[Page and application data records]
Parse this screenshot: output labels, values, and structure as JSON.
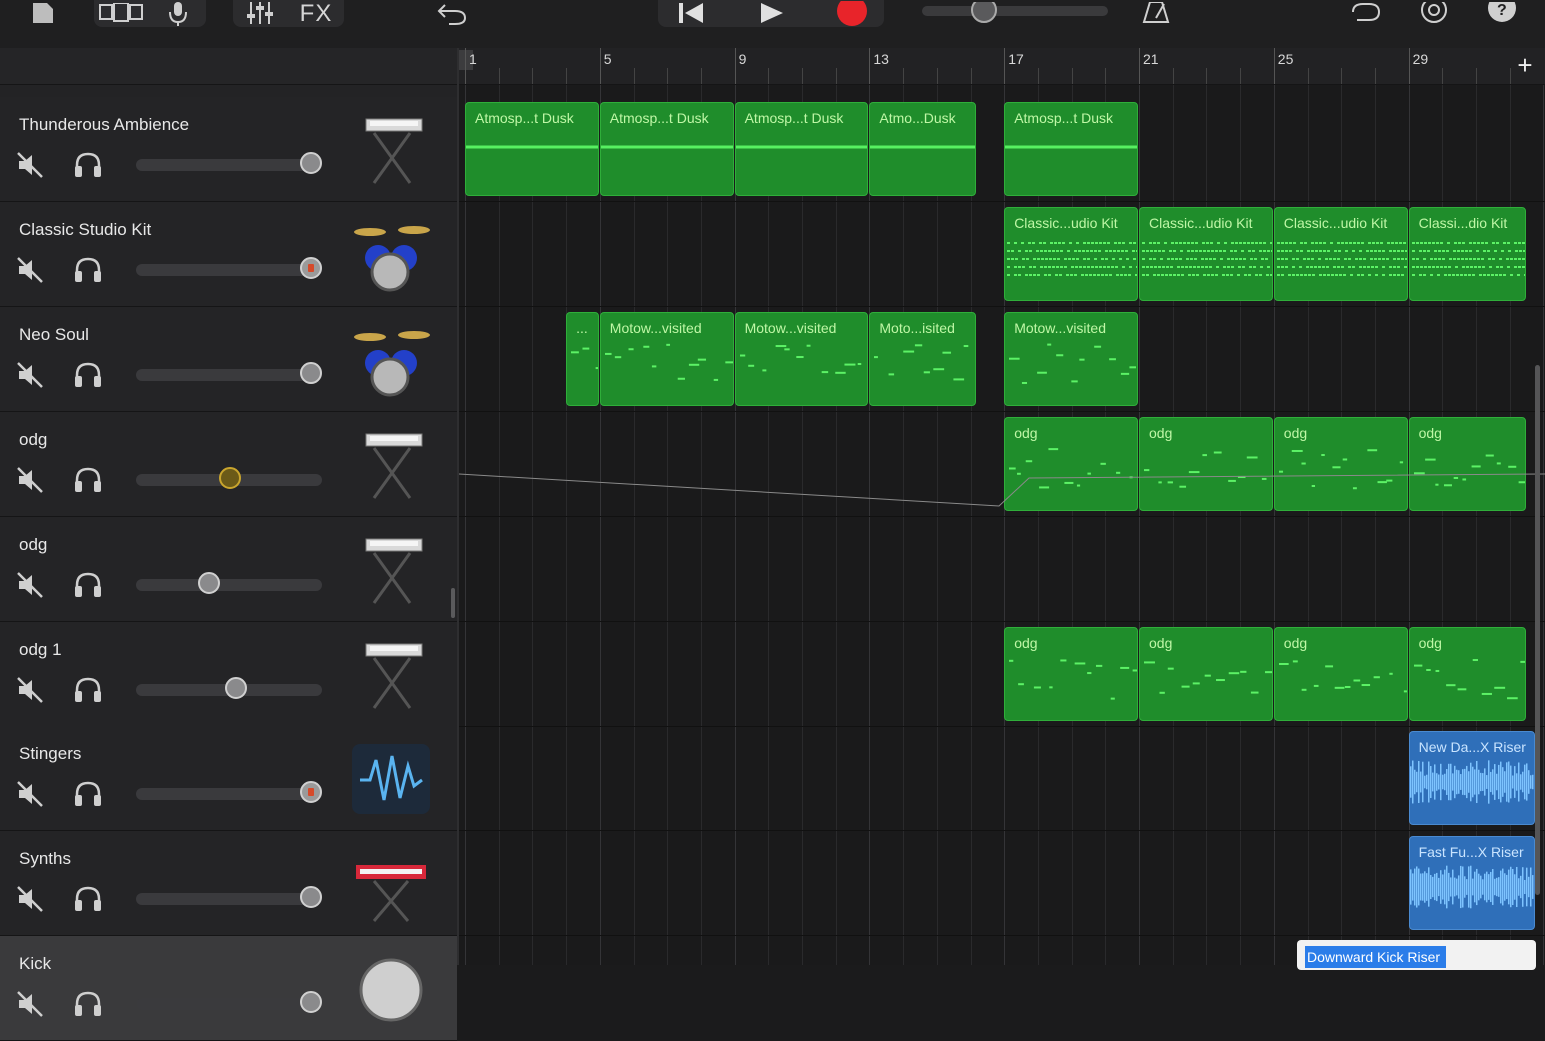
{
  "toolbar": {
    "fx_label": "FX",
    "record_color": "#e8242a",
    "icons": [
      "document-icon",
      "track-view-icon",
      "microphone-icon",
      "mixer-icon",
      "fx-icon",
      "undo-icon",
      "rewind-icon",
      "play-icon",
      "record-icon",
      "master-volume-slider",
      "metronome-icon",
      "loop-icon",
      "settings-icon",
      "help-icon"
    ]
  },
  "ruler": {
    "bars": [
      "1",
      "5",
      "9",
      "13",
      "17",
      "21",
      "25",
      "29"
    ],
    "add_label": "+"
  },
  "tracks": [
    {
      "name": "Thunderous Ambience",
      "instrument": "keyboard-stand-icon",
      "volume": 1.0,
      "knob": "normal"
    },
    {
      "name": "Classic Studio Kit",
      "instrument": "drum-kit-icon",
      "volume": 1.0,
      "knob": "rec"
    },
    {
      "name": "Neo Soul",
      "instrument": "drum-kit-icon",
      "volume": 1.0,
      "knob": "normal"
    },
    {
      "name": "odg",
      "instrument": "keyboard-stand-icon",
      "volume": 0.5,
      "knob": "gold"
    },
    {
      "name": "odg",
      "instrument": "keyboard-stand-icon",
      "volume": 0.37,
      "knob": "normal"
    },
    {
      "name": "odg 1",
      "instrument": "keyboard-stand-icon",
      "volume": 0.54,
      "knob": "normal"
    },
    {
      "name": "Stingers",
      "instrument": "waveform-icon",
      "volume": 1.0,
      "knob": "rec"
    },
    {
      "name": "Synths",
      "instrument": "red-synth-icon",
      "volume": 1.0,
      "knob": "normal"
    },
    {
      "name": "Kick",
      "instrument": "kick-drum-icon",
      "volume": 1.0,
      "knob": "normal"
    }
  ],
  "regions": {
    "lane0": [
      {
        "label": "Atmosp...t Dusk",
        "start": 1,
        "end": 5
      },
      {
        "label": "Atmosp...t Dusk",
        "start": 5,
        "end": 9
      },
      {
        "label": "Atmosp...t Dusk",
        "start": 9,
        "end": 13
      },
      {
        "label": "Atmo...Dusk",
        "start": 13,
        "end": 16.2
      },
      {
        "label": "Atmosp...t Dusk",
        "start": 17,
        "end": 21
      }
    ],
    "lane1": [
      {
        "label": "Classic...udio Kit",
        "start": 17,
        "end": 21
      },
      {
        "label": "Classic...udio Kit",
        "start": 21,
        "end": 25
      },
      {
        "label": "Classic...udio Kit",
        "start": 25,
        "end": 29
      },
      {
        "label": "Classi...dio Kit",
        "start": 29,
        "end": 32.5
      }
    ],
    "lane2": [
      {
        "label": "...",
        "start": 4,
        "end": 5
      },
      {
        "label": "Motow...visited",
        "start": 5,
        "end": 9
      },
      {
        "label": "Motow...visited",
        "start": 9,
        "end": 13
      },
      {
        "label": "Moto...isited",
        "start": 13,
        "end": 16.2
      },
      {
        "label": "Motow...visited",
        "start": 17,
        "end": 21
      }
    ],
    "lane3": [
      {
        "label": "odg",
        "start": 17,
        "end": 21
      },
      {
        "label": "odg",
        "start": 21,
        "end": 25
      },
      {
        "label": "odg",
        "start": 25,
        "end": 29
      },
      {
        "label": "odg",
        "start": 29,
        "end": 32.5
      }
    ],
    "lane5": [
      {
        "label": "odg",
        "start": 17,
        "end": 21
      },
      {
        "label": "odg",
        "start": 21,
        "end": 25
      },
      {
        "label": "odg",
        "start": 25,
        "end": 29
      },
      {
        "label": "odg",
        "start": 29,
        "end": 32.5
      }
    ],
    "lane6": [
      {
        "label": "New Da...X Riser",
        "start": 29,
        "end": 33
      }
    ],
    "lane7": [
      {
        "label": "Fast Fu...X Riser",
        "start": 29,
        "end": 33
      }
    ]
  },
  "tooltip": {
    "text": "Downward Kick Riser"
  },
  "colors": {
    "midi_region": "#1f8d2b",
    "audio_region": "#2f6fb9",
    "midi_text": "#bff7a6"
  }
}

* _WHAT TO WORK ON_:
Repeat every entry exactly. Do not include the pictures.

* _ANSWER BELOW_:
Parse this screenshot: output labels, values, and structure as JSON.
{
  "toolbar": {
    "fx_label": "FX",
    "record_color": "#e8242a",
    "icons": [
      "document-icon",
      "track-view-icon",
      "microphone-icon",
      "mixer-icon",
      "fx-icon",
      "undo-icon",
      "rewind-icon",
      "play-icon",
      "record-icon",
      "master-volume-slider",
      "metronome-icon",
      "loop-icon",
      "settings-icon",
      "help-icon"
    ]
  },
  "ruler": {
    "bars": [
      "1",
      "5",
      "9",
      "13",
      "17",
      "21",
      "25",
      "29"
    ],
    "add_label": "+"
  },
  "tracks": [
    {
      "name": "Thunderous Ambience",
      "instrument": "keyboard-stand-icon",
      "volume": 1.0,
      "knob": "normal"
    },
    {
      "name": "Classic Studio Kit",
      "instrument": "drum-kit-icon",
      "volume": 1.0,
      "knob": "rec"
    },
    {
      "name": "Neo Soul",
      "instrument": "drum-kit-icon",
      "volume": 1.0,
      "knob": "normal"
    },
    {
      "name": "odg",
      "instrument": "keyboard-stand-icon",
      "volume": 0.5,
      "knob": "gold"
    },
    {
      "name": "odg",
      "instrument": "keyboard-stand-icon",
      "volume": 0.37,
      "knob": "normal"
    },
    {
      "name": "odg 1",
      "instrument": "keyboard-stand-icon",
      "volume": 0.54,
      "knob": "normal"
    },
    {
      "name": "Stingers",
      "instrument": "waveform-icon",
      "volume": 1.0,
      "knob": "rec"
    },
    {
      "name": "Synths",
      "instrument": "red-synth-icon",
      "volume": 1.0,
      "knob": "normal"
    },
    {
      "name": "Kick",
      "instrument": "kick-drum-icon",
      "volume": 1.0,
      "knob": "normal"
    }
  ],
  "regions": {
    "lane0": [
      {
        "label": "Atmosp...t Dusk",
        "start": 1,
        "end": 5
      },
      {
        "label": "Atmosp...t Dusk",
        "start": 5,
        "end": 9
      },
      {
        "label": "Atmosp...t Dusk",
        "start": 9,
        "end": 13
      },
      {
        "label": "Atmo...Dusk",
        "start": 13,
        "end": 16.2
      },
      {
        "label": "Atmosp...t Dusk",
        "start": 17,
        "end": 21
      }
    ],
    "lane1": [
      {
        "label": "Classic...udio Kit",
        "start": 17,
        "end": 21
      },
      {
        "label": "Classic...udio Kit",
        "start": 21,
        "end": 25
      },
      {
        "label": "Classic...udio Kit",
        "start": 25,
        "end": 29
      },
      {
        "label": "Classi...dio Kit",
        "start": 29,
        "end": 32.5
      }
    ],
    "lane2": [
      {
        "label": "...",
        "start": 4,
        "end": 5
      },
      {
        "label": "Motow...visited",
        "start": 5,
        "end": 9
      },
      {
        "label": "Motow...visited",
        "start": 9,
        "end": 13
      },
      {
        "label": "Moto...isited",
        "start": 13,
        "end": 16.2
      },
      {
        "label": "Motow...visited",
        "start": 17,
        "end": 21
      }
    ],
    "lane3": [
      {
        "label": "odg",
        "start": 17,
        "end": 21
      },
      {
        "label": "odg",
        "start": 21,
        "end": 25
      },
      {
        "label": "odg",
        "start": 25,
        "end": 29
      },
      {
        "label": "odg",
        "start": 29,
        "end": 32.5
      }
    ],
    "lane5": [
      {
        "label": "odg",
        "start": 17,
        "end": 21
      },
      {
        "label": "odg",
        "start": 21,
        "end": 25
      },
      {
        "label": "odg",
        "start": 25,
        "end": 29
      },
      {
        "label": "odg",
        "start": 29,
        "end": 32.5
      }
    ],
    "lane6": [
      {
        "label": "New Da...X Riser",
        "start": 29,
        "end": 33
      }
    ],
    "lane7": [
      {
        "label": "Fast Fu...X Riser",
        "start": 29,
        "end": 33
      }
    ]
  },
  "tooltip": {
    "text": "Downward Kick Riser"
  },
  "colors": {
    "midi_region": "#1f8d2b",
    "audio_region": "#2f6fb9",
    "midi_text": "#bff7a6"
  }
}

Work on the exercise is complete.